Exercise aim> Write down each entry precisely as given.

Records for processing>
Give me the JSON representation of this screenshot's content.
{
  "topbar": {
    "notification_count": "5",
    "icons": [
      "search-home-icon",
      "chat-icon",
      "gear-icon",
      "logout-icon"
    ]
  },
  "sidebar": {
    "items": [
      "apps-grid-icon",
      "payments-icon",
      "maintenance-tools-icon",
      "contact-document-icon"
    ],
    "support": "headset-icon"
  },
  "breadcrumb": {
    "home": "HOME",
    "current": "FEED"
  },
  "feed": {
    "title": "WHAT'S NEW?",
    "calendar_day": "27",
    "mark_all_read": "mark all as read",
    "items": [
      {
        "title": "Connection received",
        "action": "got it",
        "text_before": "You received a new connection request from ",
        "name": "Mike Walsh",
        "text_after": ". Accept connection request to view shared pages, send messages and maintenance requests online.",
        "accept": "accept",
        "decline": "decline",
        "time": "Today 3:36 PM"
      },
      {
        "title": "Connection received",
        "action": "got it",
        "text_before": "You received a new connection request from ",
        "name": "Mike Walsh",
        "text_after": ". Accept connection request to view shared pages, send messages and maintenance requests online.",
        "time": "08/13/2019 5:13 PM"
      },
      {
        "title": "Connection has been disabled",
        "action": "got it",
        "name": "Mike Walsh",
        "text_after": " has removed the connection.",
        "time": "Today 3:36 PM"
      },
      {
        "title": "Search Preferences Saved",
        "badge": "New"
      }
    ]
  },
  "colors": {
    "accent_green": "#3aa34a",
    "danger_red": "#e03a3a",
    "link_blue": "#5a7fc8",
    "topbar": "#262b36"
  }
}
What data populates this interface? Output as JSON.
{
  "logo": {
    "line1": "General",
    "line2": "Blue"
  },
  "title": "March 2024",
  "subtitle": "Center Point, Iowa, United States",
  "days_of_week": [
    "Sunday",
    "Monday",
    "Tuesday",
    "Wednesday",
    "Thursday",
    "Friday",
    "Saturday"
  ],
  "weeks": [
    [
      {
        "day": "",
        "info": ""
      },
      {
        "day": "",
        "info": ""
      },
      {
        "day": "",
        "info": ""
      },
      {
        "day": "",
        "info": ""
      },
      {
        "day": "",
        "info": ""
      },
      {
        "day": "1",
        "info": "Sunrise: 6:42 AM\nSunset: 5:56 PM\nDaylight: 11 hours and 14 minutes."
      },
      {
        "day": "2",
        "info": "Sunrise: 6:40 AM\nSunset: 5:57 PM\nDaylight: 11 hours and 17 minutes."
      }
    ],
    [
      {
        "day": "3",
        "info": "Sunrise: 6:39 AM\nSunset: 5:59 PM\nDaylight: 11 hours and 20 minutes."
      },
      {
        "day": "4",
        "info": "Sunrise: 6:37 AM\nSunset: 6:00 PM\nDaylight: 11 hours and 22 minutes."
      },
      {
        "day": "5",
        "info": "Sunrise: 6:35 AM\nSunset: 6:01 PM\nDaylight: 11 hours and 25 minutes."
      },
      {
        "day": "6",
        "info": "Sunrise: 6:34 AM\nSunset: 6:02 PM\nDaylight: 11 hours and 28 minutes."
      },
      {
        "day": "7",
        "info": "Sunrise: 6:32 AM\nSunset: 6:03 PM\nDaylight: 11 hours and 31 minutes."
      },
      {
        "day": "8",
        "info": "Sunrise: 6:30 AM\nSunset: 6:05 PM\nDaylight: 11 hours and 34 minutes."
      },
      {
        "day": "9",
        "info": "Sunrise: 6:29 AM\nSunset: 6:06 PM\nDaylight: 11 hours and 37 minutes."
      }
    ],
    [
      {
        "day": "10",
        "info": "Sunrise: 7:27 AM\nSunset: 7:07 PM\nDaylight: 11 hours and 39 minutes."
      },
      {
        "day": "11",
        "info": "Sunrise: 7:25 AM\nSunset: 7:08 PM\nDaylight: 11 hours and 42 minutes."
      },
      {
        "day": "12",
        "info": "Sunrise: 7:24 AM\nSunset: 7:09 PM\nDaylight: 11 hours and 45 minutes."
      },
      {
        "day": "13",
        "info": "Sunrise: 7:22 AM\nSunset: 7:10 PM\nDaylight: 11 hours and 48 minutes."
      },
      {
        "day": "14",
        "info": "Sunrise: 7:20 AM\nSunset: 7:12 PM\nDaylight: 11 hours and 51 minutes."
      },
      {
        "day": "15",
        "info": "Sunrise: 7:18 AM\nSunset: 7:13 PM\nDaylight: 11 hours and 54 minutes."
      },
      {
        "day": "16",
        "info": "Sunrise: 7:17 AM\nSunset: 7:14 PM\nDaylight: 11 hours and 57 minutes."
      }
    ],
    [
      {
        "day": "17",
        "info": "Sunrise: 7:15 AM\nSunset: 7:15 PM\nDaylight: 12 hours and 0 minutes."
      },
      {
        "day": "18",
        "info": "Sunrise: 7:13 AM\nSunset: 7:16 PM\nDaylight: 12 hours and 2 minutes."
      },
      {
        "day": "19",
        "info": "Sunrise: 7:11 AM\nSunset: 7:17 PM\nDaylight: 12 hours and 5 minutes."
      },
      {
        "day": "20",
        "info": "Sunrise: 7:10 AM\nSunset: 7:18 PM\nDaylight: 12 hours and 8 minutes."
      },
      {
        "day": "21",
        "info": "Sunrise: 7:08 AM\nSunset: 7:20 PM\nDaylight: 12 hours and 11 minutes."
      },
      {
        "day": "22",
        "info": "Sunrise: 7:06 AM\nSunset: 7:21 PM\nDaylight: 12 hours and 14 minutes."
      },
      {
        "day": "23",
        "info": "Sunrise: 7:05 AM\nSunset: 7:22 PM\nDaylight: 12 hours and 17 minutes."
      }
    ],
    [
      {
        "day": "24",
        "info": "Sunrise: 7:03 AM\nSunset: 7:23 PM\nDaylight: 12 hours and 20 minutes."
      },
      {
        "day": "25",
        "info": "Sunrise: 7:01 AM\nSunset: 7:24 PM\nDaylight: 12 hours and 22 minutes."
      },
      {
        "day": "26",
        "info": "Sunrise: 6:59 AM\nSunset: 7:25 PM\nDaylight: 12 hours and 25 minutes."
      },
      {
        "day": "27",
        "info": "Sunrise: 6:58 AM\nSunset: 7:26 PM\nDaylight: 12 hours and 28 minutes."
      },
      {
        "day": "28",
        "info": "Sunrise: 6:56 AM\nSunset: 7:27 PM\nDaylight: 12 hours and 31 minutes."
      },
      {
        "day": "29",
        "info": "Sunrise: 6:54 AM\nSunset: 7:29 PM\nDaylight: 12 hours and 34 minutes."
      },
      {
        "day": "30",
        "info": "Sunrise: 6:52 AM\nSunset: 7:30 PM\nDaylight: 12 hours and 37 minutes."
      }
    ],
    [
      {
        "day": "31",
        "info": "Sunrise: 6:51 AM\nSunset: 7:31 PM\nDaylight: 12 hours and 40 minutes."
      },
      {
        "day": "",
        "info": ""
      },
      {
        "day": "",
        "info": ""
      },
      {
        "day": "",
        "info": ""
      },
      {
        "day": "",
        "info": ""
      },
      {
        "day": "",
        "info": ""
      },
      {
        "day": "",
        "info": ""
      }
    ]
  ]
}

Finished task>
Give me the JSON representation of this screenshot's content.
{
  "topbar": {
    "notification_count": "5",
    "icons": [
      "search-home-icon",
      "chat-icon",
      "gear-icon",
      "logout-icon"
    ]
  },
  "sidebar": {
    "items": [
      "apps-grid-icon",
      "payments-icon",
      "maintenance-tools-icon",
      "contact-document-icon"
    ],
    "support": "headset-icon"
  },
  "breadcrumb": {
    "home": "HOME",
    "current": "FEED"
  },
  "feed": {
    "title": "WHAT'S NEW?",
    "calendar_day": "27",
    "mark_all_read": "mark all as read",
    "items": [
      {
        "title": "Connection received",
        "action": "got it",
        "text_before": "You received a new connection request from ",
        "name": "Mike Walsh",
        "text_after": ". Accept connection request to view shared pages, send messages and maintenance requests online.",
        "accept": "accept",
        "decline": "decline",
        "time": "Today 3:36 PM"
      },
      {
        "title": "Connection received",
        "action": "got it",
        "text_before": "You received a new connection request from ",
        "name": "Mike Walsh",
        "text_after": ". Accept connection request to view shared pages, send messages and maintenance requests online.",
        "time": "08/13/2019 5:13 PM"
      },
      {
        "title": "Connection has been disabled",
        "action": "got it",
        "name": "Mike Walsh",
        "text_after": " has removed the connection.",
        "time": "Today 3:36 PM"
      },
      {
        "title": "Search Preferences Saved",
        "badge": "New"
      }
    ]
  },
  "colors": {
    "accent_green": "#3aa34a",
    "danger_red": "#e03a3a",
    "link_blue": "#5a7fc8",
    "topbar": "#262b36"
  }
}
What data populates this interface? Output as JSON.
{
  "logo": {
    "line1": "General",
    "line2": "Blue"
  },
  "title": "March 2024",
  "subtitle": "Center Point, Iowa, United States",
  "days_of_week": [
    "Sunday",
    "Monday",
    "Tuesday",
    "Wednesday",
    "Thursday",
    "Friday",
    "Saturday"
  ],
  "weeks": [
    [
      {
        "day": "",
        "info": ""
      },
      {
        "day": "",
        "info": ""
      },
      {
        "day": "",
        "info": ""
      },
      {
        "day": "",
        "info": ""
      },
      {
        "day": "",
        "info": ""
      },
      {
        "day": "1",
        "info": "Sunrise: 6:42 AM\nSunset: 5:56 PM\nDaylight: 11 hours and 14 minutes."
      },
      {
        "day": "2",
        "info": "Sunrise: 6:40 AM\nSunset: 5:57 PM\nDaylight: 11 hours and 17 minutes."
      }
    ],
    [
      {
        "day": "3",
        "info": "Sunrise: 6:39 AM\nSunset: 5:59 PM\nDaylight: 11 hours and 20 minutes."
      },
      {
        "day": "4",
        "info": "Sunrise: 6:37 AM\nSunset: 6:00 PM\nDaylight: 11 hours and 22 minutes."
      },
      {
        "day": "5",
        "info": "Sunrise: 6:35 AM\nSunset: 6:01 PM\nDaylight: 11 hours and 25 minutes."
      },
      {
        "day": "6",
        "info": "Sunrise: 6:34 AM\nSunset: 6:02 PM\nDaylight: 11 hours and 28 minutes."
      },
      {
        "day": "7",
        "info": "Sunrise: 6:32 AM\nSunset: 6:03 PM\nDaylight: 11 hours and 31 minutes."
      },
      {
        "day": "8",
        "info": "Sunrise: 6:30 AM\nSunset: 6:05 PM\nDaylight: 11 hours and 34 minutes."
      },
      {
        "day": "9",
        "info": "Sunrise: 6:29 AM\nSunset: 6:06 PM\nDaylight: 11 hours and 37 minutes."
      }
    ],
    [
      {
        "day": "10",
        "info": "Sunrise: 7:27 AM\nSunset: 7:07 PM\nDaylight: 11 hours and 39 minutes."
      },
      {
        "day": "11",
        "info": "Sunrise: 7:25 AM\nSunset: 7:08 PM\nDaylight: 11 hours and 42 minutes."
      },
      {
        "day": "12",
        "info": "Sunrise: 7:24 AM\nSunset: 7:09 PM\nDaylight: 11 hours and 45 minutes."
      },
      {
        "day": "13",
        "info": "Sunrise: 7:22 AM\nSunset: 7:10 PM\nDaylight: 11 hours and 48 minutes."
      },
      {
        "day": "14",
        "info": "Sunrise: 7:20 AM\nSunset: 7:12 PM\nDaylight: 11 hours and 51 minutes."
      },
      {
        "day": "15",
        "info": "Sunrise: 7:18 AM\nSunset: 7:13 PM\nDaylight: 11 hours and 54 minutes."
      },
      {
        "day": "16",
        "info": "Sunrise: 7:17 AM\nSunset: 7:14 PM\nDaylight: 11 hours and 57 minutes."
      }
    ],
    [
      {
        "day": "17",
        "info": "Sunrise: 7:15 AM\nSunset: 7:15 PM\nDaylight: 12 hours and 0 minutes."
      },
      {
        "day": "18",
        "info": "Sunrise: 7:13 AM\nSunset: 7:16 PM\nDaylight: 12 hours and 2 minutes."
      },
      {
        "day": "19",
        "info": "Sunrise: 7:11 AM\nSunset: 7:17 PM\nDaylight: 12 hours and 5 minutes."
      },
      {
        "day": "20",
        "info": "Sunrise: 7:10 AM\nSunset: 7:18 PM\nDaylight: 12 hours and 8 minutes."
      },
      {
        "day": "21",
        "info": "Sunrise: 7:08 AM\nSunset: 7:20 PM\nDaylight: 12 hours and 11 minutes."
      },
      {
        "day": "22",
        "info": "Sunrise: 7:06 AM\nSunset: 7:21 PM\nDaylight: 12 hours and 14 minutes."
      },
      {
        "day": "23",
        "info": "Sunrise: 7:05 AM\nSunset: 7:22 PM\nDaylight: 12 hours and 17 minutes."
      }
    ],
    [
      {
        "day": "24",
        "info": "Sunrise: 7:03 AM\nSunset: 7:23 PM\nDaylight: 12 hours and 20 minutes."
      },
      {
        "day": "25",
        "info": "Sunrise: 7:01 AM\nSunset: 7:24 PM\nDaylight: 12 hours and 22 minutes."
      },
      {
        "day": "26",
        "info": "Sunrise: 6:59 AM\nSunset: 7:25 PM\nDaylight: 12 hours and 25 minutes."
      },
      {
        "day": "27",
        "info": "Sunrise: 6:58 AM\nSunset: 7:26 PM\nDaylight: 12 hours and 28 minutes."
      },
      {
        "day": "28",
        "info": "Sunrise: 6:56 AM\nSunset: 7:27 PM\nDaylight: 12 hours and 31 minutes."
      },
      {
        "day": "29",
        "info": "Sunrise: 6:54 AM\nSunset: 7:29 PM\nDaylight: 12 hours and 34 minutes."
      },
      {
        "day": "30",
        "info": "Sunrise: 6:52 AM\nSunset: 7:30 PM\nDaylight: 12 hours and 37 minutes."
      }
    ],
    [
      {
        "day": "31",
        "info": "Sunrise: 6:51 AM\nSunset: 7:31 PM\nDaylight: 12 hours and 40 minutes."
      },
      {
        "day": "",
        "info": ""
      },
      {
        "day": "",
        "info": ""
      },
      {
        "day": "",
        "info": ""
      },
      {
        "day": "",
        "info": ""
      },
      {
        "day": "",
        "info": ""
      },
      {
        "day": "",
        "info": ""
      }
    ]
  ]
}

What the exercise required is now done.